23 September 2022
Scientists highlight a mechanism for declining muscle function in muscular dystrophy
The discovery marks an important step in understanding the molecular basis of Facioscapulohumeral muscular dystrophy.
Facioscapulohumeral muscular dystrophy (FSHD) is the third most common hereditary muscular dystrophy, manifesting as muscular weakness and wasting. FSHD is slowly progressive, initially affecting facial, shoulder, and proximal upper limb muscles and continuing to lower limb muscles.
Dr Massimo Ganassi and Professor Peter Zammit, from the School of Basic & Medical Biosciences, have published new findings on a protein that may help to counteract muscle damage in FSHD in Frontiers in Cell and Developmental Biology.

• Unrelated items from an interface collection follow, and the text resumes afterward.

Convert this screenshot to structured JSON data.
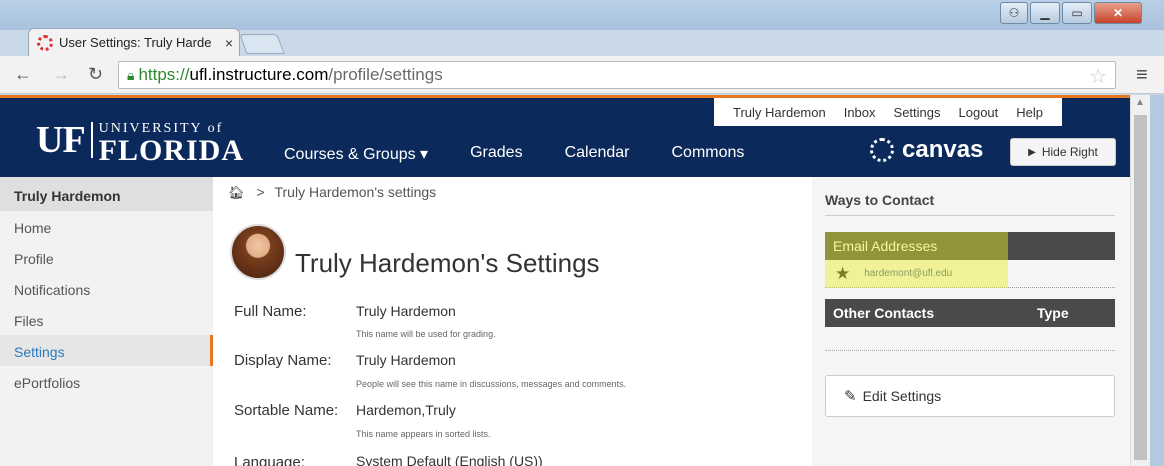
{
  "browser": {
    "tab_title": "User Settings: Truly Harde",
    "tab_close": "×",
    "url_secure": "https://",
    "url_host": "ufl.instructure.com",
    "url_path": "/profile/settings"
  },
  "header": {
    "logo_uf": "UF",
    "logo_univ": "UNIVERSITY of",
    "logo_florida": "FLORIDA",
    "user_links": [
      "Truly Hardemon",
      "Inbox",
      "Settings",
      "Logout",
      "Help"
    ],
    "nav": [
      "Courses & Groups ▾",
      "Grades",
      "Calendar",
      "Commons"
    ],
    "canvas_label": "canvas",
    "hide_right": "Hide Right",
    "accent_color": "#e87722",
    "brand_color": "#0b2a5b"
  },
  "sidebar": {
    "title": "Truly Hardemon",
    "items": [
      {
        "label": "Home"
      },
      {
        "label": "Profile"
      },
      {
        "label": "Notifications"
      },
      {
        "label": "Files"
      },
      {
        "label": "Settings"
      },
      {
        "label": "ePortfolios"
      }
    ],
    "active_item": "Settings"
  },
  "breadcrumb": {
    "current": "Truly Hardemon's settings"
  },
  "main": {
    "title": "Truly Hardemon's Settings",
    "fields": [
      {
        "label": "Full Name:",
        "value": "Truly Hardemon",
        "note": "This name will be used for grading."
      },
      {
        "label": "Display Name:",
        "value": "Truly Hardemon",
        "note": "People will see this name in discussions, messages and comments."
      },
      {
        "label": "Sortable Name:",
        "value": "Hardemon,Truly",
        "note": "This name appears in sorted lists."
      },
      {
        "label": "Language:",
        "value": "System Default (English (US))"
      }
    ]
  },
  "right": {
    "title": "Ways to Contact",
    "email_header": "Email Addresses",
    "email": "hardemont@ufl.edu",
    "other_contacts": "Other Contacts",
    "type_label": "Type",
    "edit_settings": "Edit Settings",
    "highlight_color": "#eef028"
  }
}
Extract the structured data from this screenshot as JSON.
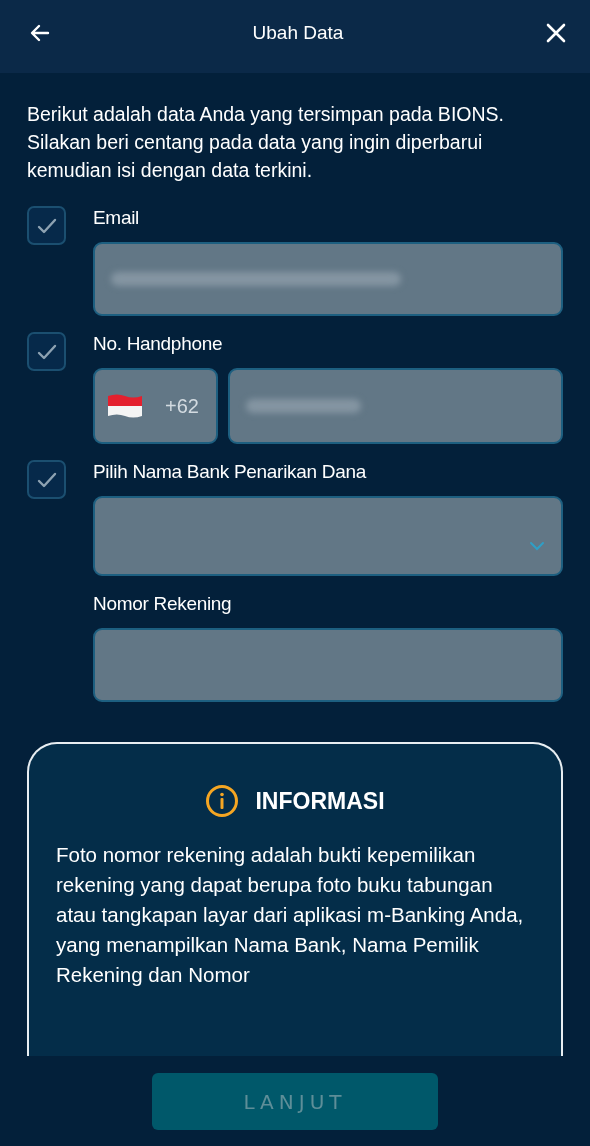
{
  "header": {
    "title": "Ubah Data"
  },
  "intro": "Berikut adalah data Anda yang tersimpan pada BIONS. Silakan beri centang pada data yang ingin diperbarui kemudian isi dengan data terkini.",
  "fields": [
    {
      "kind": "email",
      "label": "Email",
      "checked": true,
      "redacted": true
    },
    {
      "kind": "phone",
      "label": "No. Handphone",
      "checked": true,
      "country_code": "+62",
      "redacted": true
    },
    {
      "kind": "select",
      "label": "Pilih Nama Bank Penarikan Dana",
      "checked": true
    },
    {
      "kind": "text",
      "label": "Nomor Rekening"
    }
  ],
  "info": {
    "title": "INFORMASI",
    "text": "Foto nomor rekening adalah bukti kepemilikan rekening yang dapat berupa foto buku tabungan atau tangkapan layar dari aplikasi m-Banking Anda, yang menampilkan Nama Bank, Nama Pemilik Rekening dan Nomor"
  },
  "button": {
    "label": "LANJUT",
    "disabled": true
  }
}
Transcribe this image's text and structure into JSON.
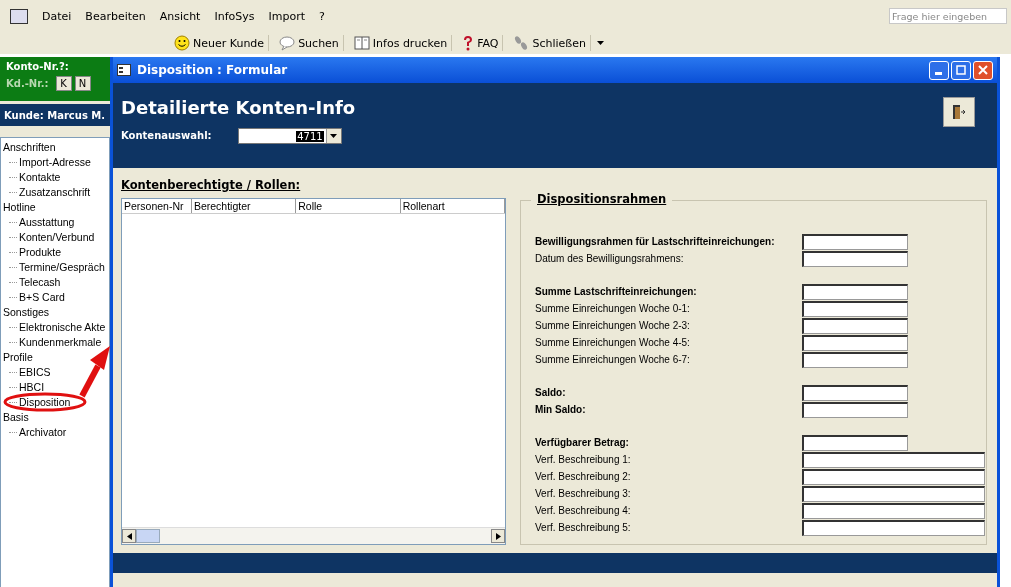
{
  "menu_bar": {
    "items": [
      "Datei",
      "Bearbeiten",
      "Ansicht",
      "InfoSys",
      "Import",
      "?"
    ],
    "help_search": {
      "placeholder": "Frage hier eingeben"
    }
  },
  "toolbar": {
    "buttons": [
      {
        "label": "Neuer Kunde",
        "kind": "smiley"
      },
      {
        "label": "Suchen",
        "kind": "speech"
      },
      {
        "label": "Infos drucken",
        "kind": "book"
      },
      {
        "label": "FAQ",
        "kind": "question"
      },
      {
        "label": "Schließen",
        "kind": "steps"
      }
    ]
  },
  "left_panel": {
    "konto_label": "Konto-Nr.?:",
    "kd_label": "Kd.-Nr.:",
    "kd_buttons": [
      "K",
      "N"
    ],
    "customer": "Kunde: Marcus M.",
    "tree": [
      {
        "label": "Anschriften",
        "children": [
          {
            "label": "Import-Adresse"
          },
          {
            "label": "Kontakte"
          },
          {
            "label": "Zusatzanschrift"
          }
        ]
      },
      {
        "label": "Hotline",
        "children": [
          {
            "label": "Ausstattung"
          },
          {
            "label": "Konten/Verbund"
          },
          {
            "label": "Produkte"
          },
          {
            "label": "Termine/Gespräch"
          },
          {
            "label": "Telecash"
          },
          {
            "label": "B+S Card"
          }
        ]
      },
      {
        "label": "Sonstiges",
        "children": [
          {
            "label": "Elektronische Akte"
          },
          {
            "label": "Kundenmerkmale"
          }
        ]
      },
      {
        "label": "Profile",
        "children": [
          {
            "label": "EBICS"
          },
          {
            "label": "HBCI"
          },
          {
            "label": "Disposition"
          }
        ]
      },
      {
        "label": "Basis",
        "children": [
          {
            "label": "Archivator"
          }
        ]
      }
    ]
  },
  "window": {
    "title": "Disposition : Formular",
    "heading": "Detailierte Konten-Info",
    "account_select": {
      "label": "Kontenauswahl:",
      "value": "4711"
    },
    "roles": {
      "title": "Kontenberechtigte / Rollen:",
      "columns": [
        "Personen-Nr",
        "Berechtigter",
        "Rolle",
        "Rollenart"
      ]
    },
    "disposition": {
      "title": "Dispositionsrahmen",
      "groups": [
        [
          {
            "label": "Bewilligungsrahmen für Lastschrifteinreichungen:",
            "kind": "heading",
            "wide": false
          },
          {
            "label": "Datum des Bewilligungsrahmens:",
            "kind": "item",
            "wide": false
          }
        ],
        [
          {
            "label": "Summe Lastschrifteinreichungen:",
            "kind": "heading",
            "wide": false
          },
          {
            "label": "Summe Einreichungen Woche 0-1:",
            "kind": "item",
            "wide": false
          },
          {
            "label": "Summe Einreichungen Woche 2-3:",
            "kind": "item",
            "wide": false
          },
          {
            "label": "Summe Einreichungen Woche 4-5:",
            "kind": "item",
            "wide": false
          },
          {
            "label": "Summe Einreichungen Woche 6-7:",
            "kind": "item",
            "wide": false
          }
        ],
        [
          {
            "label": "Saldo:",
            "kind": "heading",
            "wide": false
          },
          {
            "label": "Min Saldo:",
            "kind": "heading",
            "wide": false
          }
        ],
        [
          {
            "label": "Verfügbarer Betrag:",
            "kind": "heading",
            "wide": false
          },
          {
            "label": "Verf. Beschreibung 1:",
            "kind": "item",
            "wide": true
          },
          {
            "label": "Verf. Beschreibung 2:",
            "kind": "item",
            "wide": true
          },
          {
            "label": "Verf. Beschreibung 3:",
            "kind": "item",
            "wide": true
          },
          {
            "label": "Verf. Beschreibung 4:",
            "kind": "item",
            "wide": true
          },
          {
            "label": "Verf. Beschreibung 5:",
            "kind": "item",
            "wide": true
          }
        ]
      ]
    }
  }
}
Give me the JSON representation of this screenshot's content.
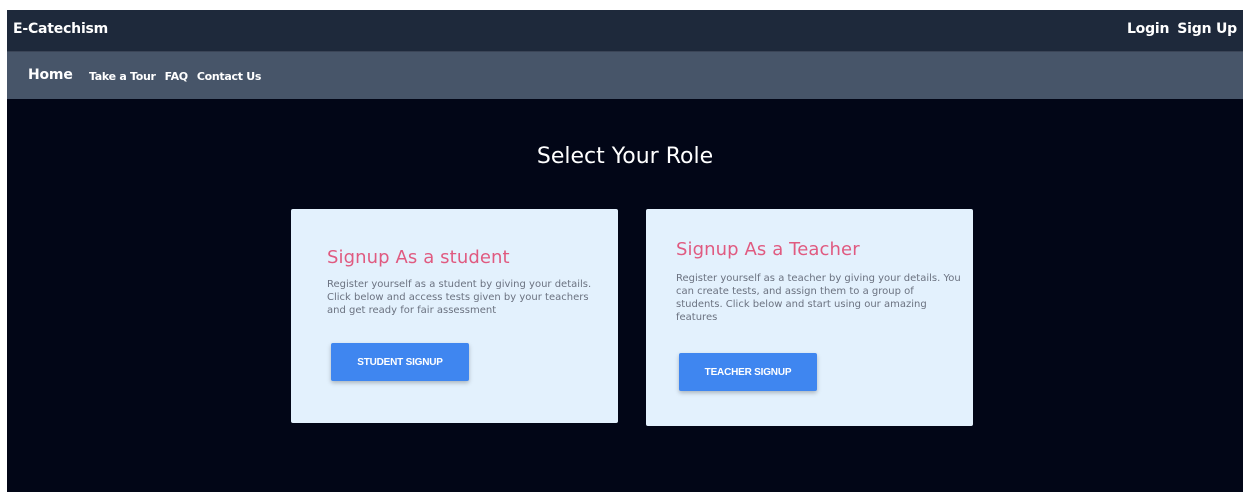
{
  "header": {
    "brand": "E-Catechism",
    "login": "Login",
    "signup": "Sign Up"
  },
  "nav": {
    "home": "Home",
    "links": [
      "Take a Tour",
      "FAQ",
      "Contact Us"
    ]
  },
  "main": {
    "title": "Select Your Role",
    "cards": [
      {
        "heading": "Signup As a student",
        "body": "Register yourself as a student by giving your details. Click below and access tests given by your teachers and get ready for fair assessment",
        "button": "STUDENT SIGNUP"
      },
      {
        "heading": "Signup As a Teacher",
        "body": "Register yourself as a teacher by giving your details. You can create tests, and assign them to a group of students. Click below and start using our amazing features",
        "button": "TEACHER SIGNUP"
      }
    ]
  },
  "colors": {
    "topbar": "#1e293b",
    "navbar": "#475569",
    "background": "#020617",
    "card": "#e3f1fd",
    "heading_accent": "#e05a80",
    "button": "#3f86f0"
  }
}
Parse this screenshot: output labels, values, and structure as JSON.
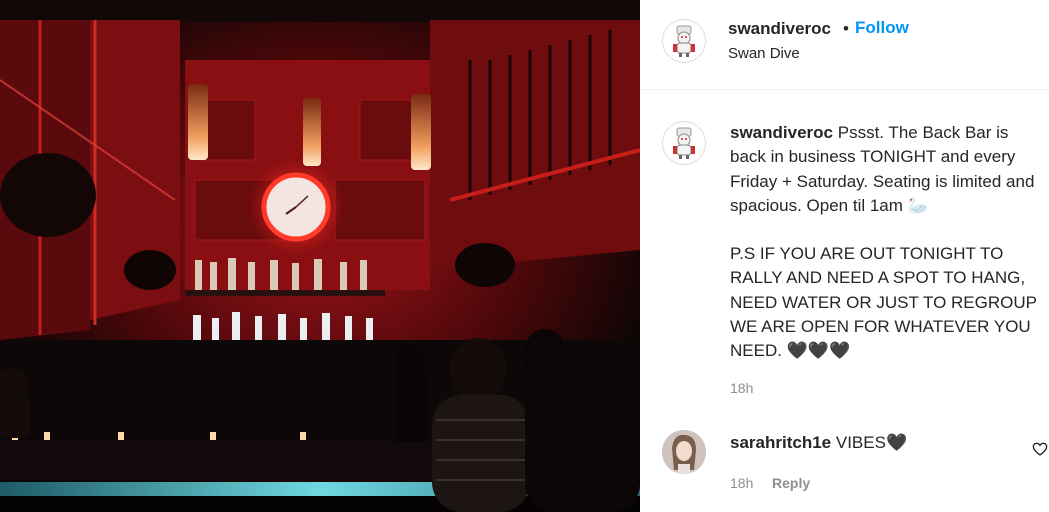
{
  "post": {
    "username": "swandiveroc",
    "follow_label": "Follow",
    "location": "Swan Dive",
    "separator": "•"
  },
  "caption": {
    "username": "swandiveroc",
    "text_1": "Pssst. The Back Bar is back in business TONIGHT and every Friday + Saturday. Seating is limited and spacious. Open til 1am 🦢",
    "text_2": "P.S IF YOU ARE OUT TONIGHT TO RALLY AND NEED A SPOT TO HANG, NEED WATER OR JUST TO REGROUP WE ARE OPEN FOR WHATEVER YOU NEED. 🖤🖤🖤",
    "time": "18h"
  },
  "comments": [
    {
      "username": "sarahritch1e",
      "text": "VIBES🖤",
      "time": "18h",
      "reply_label": "Reply"
    }
  ],
  "icons": {
    "avatar": "chef-mascot-icon",
    "like": "heart-outline-icon"
  },
  "colors": {
    "follow": "#0095f6",
    "muted": "#8e8e8e",
    "text": "#262626",
    "bar_neon": "#e0201c",
    "counter_glow": "#58c8d0"
  }
}
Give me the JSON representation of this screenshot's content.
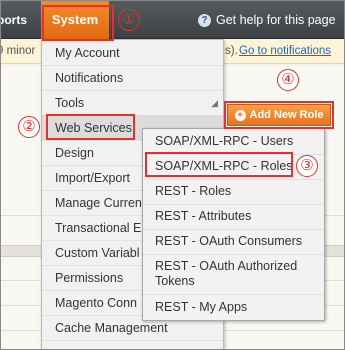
{
  "nav": {
    "reports_label": "ports",
    "system_label": "System",
    "help_label": "Get help for this page"
  },
  "notice": {
    "text_pre": "9 minor",
    "text_post": "s).",
    "link_label": "Go to notifications"
  },
  "add_role_button": {
    "label": "Add New Role"
  },
  "system_menu": {
    "items": [
      {
        "label": "My Account"
      },
      {
        "label": "Notifications"
      },
      {
        "label": "Tools"
      },
      {
        "label": "Web Services"
      },
      {
        "label": "Design"
      },
      {
        "label": "Import/Export"
      },
      {
        "label": "Manage Curren"
      },
      {
        "label": "Transactional E"
      },
      {
        "label": "Custom Variabl"
      },
      {
        "label": "Permissions"
      },
      {
        "label": "Magento Conn"
      },
      {
        "label": "Cache Management"
      }
    ]
  },
  "web_services_submenu": {
    "items": [
      {
        "label": "SOAP/XML-RPC - Users"
      },
      {
        "label": "SOAP/XML-RPC - Roles"
      },
      {
        "label": "REST - Roles"
      },
      {
        "label": "REST - Attributes"
      },
      {
        "label": "REST - OAuth Consumers"
      },
      {
        "label": "REST - OAuth Authorized Tokens"
      },
      {
        "label": "REST - My Apps"
      }
    ]
  },
  "annotations": {
    "step1": "①",
    "step2": "②",
    "step3": "③",
    "step4": "④",
    "color": "#e4312d"
  },
  "colors": {
    "nav_bg": "#3c4144",
    "accent_orange": "#e8741c",
    "link_blue": "#1e6bb8"
  }
}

It is suspected that the root cause of FSHD is a genetic mutation leading to the uncontrolled accumulation of the toxic protein DUX4, which irreversibly hampers muscle function by causing muscle cell death. However, how DUX4 alters muscle health at molecular level is not yet clear, limiting scientists’ ability to develop tailored treatment for FSHD.
In addition, much preclinical and clinical endeavor is directed at suppressing ongoing DUX4 activation as a therapy, but DUX4 is notoriously difficult to detect in both FSHD muscle cells and muscle biopsies from patients. As a result, identification of alternative approaches to block effects of DUX4-mediated toxicity remains an urgent priority.
Ganassi and Zammit have discovered that DUX4c, a protein highly similar to DUX4 but not toxic, is able to antagonise and reduce DUX4’s damaging effect in muscle cells, providing an alternative way to tackle FSHD.
The study also reveals that DUX4 damages muscle by disrupting WNT/β-CATENIN, a cellular signalling that must be usually finely tuned. The study shows that restoration of correct signalling, via drug treatment, also strongly reduces DUX4 toxicity and improves the viability of patient-derived cells.
These findings provide insights into the pathology in patients, indicating a molecular cause of the declining muscle function observed in FSHD, and provides possible alternative therapies to lessen disease progression.
Driven by these findings the authors are now investigating other molecular signallings that are altered in the pathology, with an aim to better understand the causes of FSHD and contribute to developing alternative therapeutic treatments that tackle specific molecular dysfunction.
The full paper, ‘Antagonism Between DUX4 and DUX4c Highlights a Pathomechanism Operating Through β-Catenin in Facioscapulohumeral Muscular Dystrophy’ is published in Frontiers in Cell and Developmental Biology.’